BroadwayBaby review (3 stars): "a wonderfully atmospheric and unique experience, if one that still feels rough around the edges"

TV Bomb review (3 stars): "It feels far more like an annoying away-day, group-bonding session, than gritty, immersive theatre: it comes over all a bit timid."

Edinburgh Spotlight review (3 stars): "an intriguing event, worth experiencing, richly laced with the story of Macbeth’s murder of his friend Banquo and with the influence of what is deemed witchcraft. It is likely to linger in the memory for a while."

Edinburgh Guide review (2 stars): "technical over-ambition"

Fest review (2 stars): "By the pricking of my thumbs, something frustrating this way comes – a less-than-successful, increasingly baffling riff on Macbeth that fails to live up to its potential."

The List review (2 stars): "Macbeth does not really need another interpretation: even by the standards of Shakespeare mania, it has been reimagined beyond familiarity into contempt. Blood will have Blood dispenses with most of the play, though, and focuses in a single, usually obscure plot detail.The audience are invited to don headphones and play the role of a fugitive from the bloody tyrant. A witch then educates the amnesiac hero, before sending him off to action. Caught between post-visual and immersive theatre modes, the show never hits its stride: the audience participation is roughly managed, involving plenty of business but little engagement, and the audio feeds, although well recorded and following a potentially intriguing tale, gets stuck in a series of instructions."

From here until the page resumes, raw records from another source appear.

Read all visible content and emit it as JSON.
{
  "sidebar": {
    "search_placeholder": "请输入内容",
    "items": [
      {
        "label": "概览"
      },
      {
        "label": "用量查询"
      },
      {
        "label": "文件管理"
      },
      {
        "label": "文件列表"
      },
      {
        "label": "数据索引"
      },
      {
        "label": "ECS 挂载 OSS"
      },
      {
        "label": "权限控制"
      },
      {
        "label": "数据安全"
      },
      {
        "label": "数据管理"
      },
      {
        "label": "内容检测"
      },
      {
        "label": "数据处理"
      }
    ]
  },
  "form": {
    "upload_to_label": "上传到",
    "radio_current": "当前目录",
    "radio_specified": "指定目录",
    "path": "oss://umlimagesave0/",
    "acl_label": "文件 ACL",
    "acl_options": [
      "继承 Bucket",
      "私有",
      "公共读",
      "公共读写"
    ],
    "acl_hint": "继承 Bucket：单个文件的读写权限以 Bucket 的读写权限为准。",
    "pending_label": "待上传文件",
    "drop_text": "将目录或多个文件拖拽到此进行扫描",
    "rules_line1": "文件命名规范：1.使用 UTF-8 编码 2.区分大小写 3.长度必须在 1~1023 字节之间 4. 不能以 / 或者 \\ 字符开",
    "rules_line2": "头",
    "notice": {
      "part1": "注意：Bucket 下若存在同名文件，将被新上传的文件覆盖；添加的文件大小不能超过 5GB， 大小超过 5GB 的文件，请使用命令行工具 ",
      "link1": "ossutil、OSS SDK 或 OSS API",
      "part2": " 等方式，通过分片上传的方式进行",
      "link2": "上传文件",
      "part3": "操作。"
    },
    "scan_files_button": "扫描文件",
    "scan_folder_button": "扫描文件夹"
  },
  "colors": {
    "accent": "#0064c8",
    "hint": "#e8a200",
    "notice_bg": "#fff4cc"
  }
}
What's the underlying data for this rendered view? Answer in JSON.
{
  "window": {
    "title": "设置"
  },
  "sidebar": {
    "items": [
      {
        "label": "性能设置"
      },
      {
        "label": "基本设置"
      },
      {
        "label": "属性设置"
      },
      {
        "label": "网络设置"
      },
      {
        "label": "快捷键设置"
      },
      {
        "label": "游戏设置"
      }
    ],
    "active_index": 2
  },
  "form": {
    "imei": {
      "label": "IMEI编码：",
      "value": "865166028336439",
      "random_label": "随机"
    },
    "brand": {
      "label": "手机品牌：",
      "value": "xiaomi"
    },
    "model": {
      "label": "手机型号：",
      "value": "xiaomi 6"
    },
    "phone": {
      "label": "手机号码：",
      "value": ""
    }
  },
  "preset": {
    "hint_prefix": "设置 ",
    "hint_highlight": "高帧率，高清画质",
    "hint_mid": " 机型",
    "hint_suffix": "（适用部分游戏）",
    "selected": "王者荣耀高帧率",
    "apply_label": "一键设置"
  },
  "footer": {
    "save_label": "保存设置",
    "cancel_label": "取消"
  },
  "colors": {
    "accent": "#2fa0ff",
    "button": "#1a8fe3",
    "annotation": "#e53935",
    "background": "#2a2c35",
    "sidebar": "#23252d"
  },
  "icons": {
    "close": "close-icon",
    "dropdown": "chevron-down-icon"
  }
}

British Theatre Guide review (1 star): "pretentious"

In the Media:
Edinburgh Reporter feature

Funding and Support:
Arts Council England lottery funding